== Segment start ==
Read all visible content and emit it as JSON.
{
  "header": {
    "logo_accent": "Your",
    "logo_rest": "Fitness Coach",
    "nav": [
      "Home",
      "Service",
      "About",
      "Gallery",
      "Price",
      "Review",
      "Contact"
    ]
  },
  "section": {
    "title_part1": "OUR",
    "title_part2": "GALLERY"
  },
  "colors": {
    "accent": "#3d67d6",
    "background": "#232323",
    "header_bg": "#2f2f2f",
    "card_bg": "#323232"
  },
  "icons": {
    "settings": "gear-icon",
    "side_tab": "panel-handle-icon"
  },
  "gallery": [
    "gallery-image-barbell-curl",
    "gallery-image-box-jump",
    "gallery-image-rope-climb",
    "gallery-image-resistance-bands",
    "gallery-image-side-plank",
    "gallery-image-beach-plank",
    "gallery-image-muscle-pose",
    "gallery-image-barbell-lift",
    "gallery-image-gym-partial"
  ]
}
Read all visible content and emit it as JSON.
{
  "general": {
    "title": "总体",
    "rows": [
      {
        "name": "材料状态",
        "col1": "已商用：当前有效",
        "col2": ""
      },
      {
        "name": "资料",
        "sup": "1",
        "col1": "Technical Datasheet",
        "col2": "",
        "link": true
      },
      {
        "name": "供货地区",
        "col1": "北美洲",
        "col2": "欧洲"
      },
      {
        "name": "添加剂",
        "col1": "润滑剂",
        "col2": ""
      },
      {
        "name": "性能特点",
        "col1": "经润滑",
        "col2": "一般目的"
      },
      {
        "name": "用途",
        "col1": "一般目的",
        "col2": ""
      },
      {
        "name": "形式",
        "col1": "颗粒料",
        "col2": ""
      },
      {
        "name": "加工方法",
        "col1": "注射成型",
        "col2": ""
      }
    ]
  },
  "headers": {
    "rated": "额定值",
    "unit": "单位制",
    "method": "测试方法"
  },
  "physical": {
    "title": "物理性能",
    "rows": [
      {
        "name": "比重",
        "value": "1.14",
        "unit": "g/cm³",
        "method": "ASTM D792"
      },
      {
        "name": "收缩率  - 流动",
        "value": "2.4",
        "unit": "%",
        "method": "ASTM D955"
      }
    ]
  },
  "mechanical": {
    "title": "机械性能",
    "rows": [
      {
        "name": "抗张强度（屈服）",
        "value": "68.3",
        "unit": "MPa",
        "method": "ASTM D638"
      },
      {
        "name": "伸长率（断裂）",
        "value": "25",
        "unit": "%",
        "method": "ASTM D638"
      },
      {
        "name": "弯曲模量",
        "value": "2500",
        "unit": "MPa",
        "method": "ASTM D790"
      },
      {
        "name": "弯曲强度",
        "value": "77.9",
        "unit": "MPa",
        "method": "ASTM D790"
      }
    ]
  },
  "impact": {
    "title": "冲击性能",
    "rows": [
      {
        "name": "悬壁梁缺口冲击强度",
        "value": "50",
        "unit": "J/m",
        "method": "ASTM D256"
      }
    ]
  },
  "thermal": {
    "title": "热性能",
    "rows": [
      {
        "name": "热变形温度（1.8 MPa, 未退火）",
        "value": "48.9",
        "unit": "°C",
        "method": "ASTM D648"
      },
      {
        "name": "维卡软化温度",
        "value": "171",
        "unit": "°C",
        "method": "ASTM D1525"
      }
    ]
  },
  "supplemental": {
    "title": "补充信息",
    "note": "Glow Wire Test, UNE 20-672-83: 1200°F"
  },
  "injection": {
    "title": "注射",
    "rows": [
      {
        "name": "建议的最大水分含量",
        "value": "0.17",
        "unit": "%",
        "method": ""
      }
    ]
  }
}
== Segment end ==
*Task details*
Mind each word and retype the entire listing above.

*Answer*
Read all visible content and emit it as JSON.
{
  "header": {
    "logo_accent": "Your",
    "logo_rest": "Fitness Coach",
    "nav": [
      "Home",
      "Service",
      "About",
      "Gallery",
      "Price",
      "Review",
      "Contact"
    ]
  },
  "section": {
    "title_part1": "OUR",
    "title_part2": "GALLERY"
  },
  "colors": {
    "accent": "#3d67d6",
    "background": "#232323",
    "header_bg": "#2f2f2f",
    "card_bg": "#323232"
  },
  "icons": {
    "settings": "gear-icon",
    "side_tab": "panel-handle-icon"
  },
  "gallery": [
    "gallery-image-barbell-curl",
    "gallery-image-box-jump",
    "gallery-image-rope-climb",
    "gallery-image-resistance-bands",
    "gallery-image-side-plank",
    "gallery-image-beach-plank",
    "gallery-image-muscle-pose",
    "gallery-image-barbell-lift",
    "gallery-image-gym-partial"
  ]
}
Read all visible content and emit it as JSON.
{
  "general": {
    "title": "总体",
    "rows": [
      {
        "name": "材料状态",
        "col1": "已商用：当前有效",
        "col2": ""
      },
      {
        "name": "资料",
        "sup": "1",
        "col1": "Technical Datasheet",
        "col2": "",
        "link": true
      },
      {
        "name": "供货地区",
        "col1": "北美洲",
        "col2": "欧洲"
      },
      {
        "name": "添加剂",
        "col1": "润滑剂",
        "col2": ""
      },
      {
        "name": "性能特点",
        "col1": "经润滑",
        "col2": "一般目的"
      },
      {
        "name": "用途",
        "col1": "一般目的",
        "col2": ""
      },
      {
        "name": "形式",
        "col1": "颗粒料",
        "col2": ""
      },
      {
        "name": "加工方法",
        "col1": "注射成型",
        "col2": ""
      }
    ]
  },
  "headers": {
    "rated": "额定值",
    "unit": "单位制",
    "method": "测试方法"
  },
  "physical": {
    "title": "物理性能",
    "rows": [
      {
        "name": "比重",
        "value": "1.14",
        "unit": "g/cm³",
        "method": "ASTM D792"
      },
      {
        "name": "收缩率  - 流动",
        "value": "2.4",
        "unit": "%",
        "method": "ASTM D955"
      }
    ]
  },
  "mechanical": {
    "title": "机械性能",
    "rows": [
      {
        "name": "抗张强度（屈服）",
        "value": "68.3",
        "unit": "MPa",
        "method": "ASTM D638"
      },
      {
        "name": "伸长率（断裂）",
        "value": "25",
        "unit": "%",
        "method": "ASTM D638"
      },
      {
        "name": "弯曲模量",
        "value": "2500",
        "unit": "MPa",
        "method": "ASTM D790"
      },
      {
        "name": "弯曲强度",
        "value": "77.9",
        "unit": "MPa",
        "method": "ASTM D790"
      }
    ]
  },
  "impact": {
    "title": "冲击性能",
    "rows": [
      {
        "name": "悬壁梁缺口冲击强度",
        "value": "50",
        "unit": "J/m",
        "method": "ASTM D256"
      }
    ]
  },
  "thermal": {
    "title": "热性能",
    "rows": [
      {
        "name": "热变形温度（1.8 MPa, 未退火）",
        "value": "48.9",
        "unit": "°C",
        "method": "ASTM D648"
      },
      {
        "name": "维卡软化温度",
        "value": "171",
        "unit": "°C",
        "method": "ASTM D1525"
      }
    ]
  },
  "supplemental": {
    "title": "补充信息",
    "note": "Glow Wire Test, UNE 20-672-83: 1200°F"
  },
  "injection": {
    "title": "注射",
    "rows": [
      {
        "name": "建议的最大水分含量",
        "value": "0.17",
        "unit": "%",
        "method": ""
      }
    ]
  }
}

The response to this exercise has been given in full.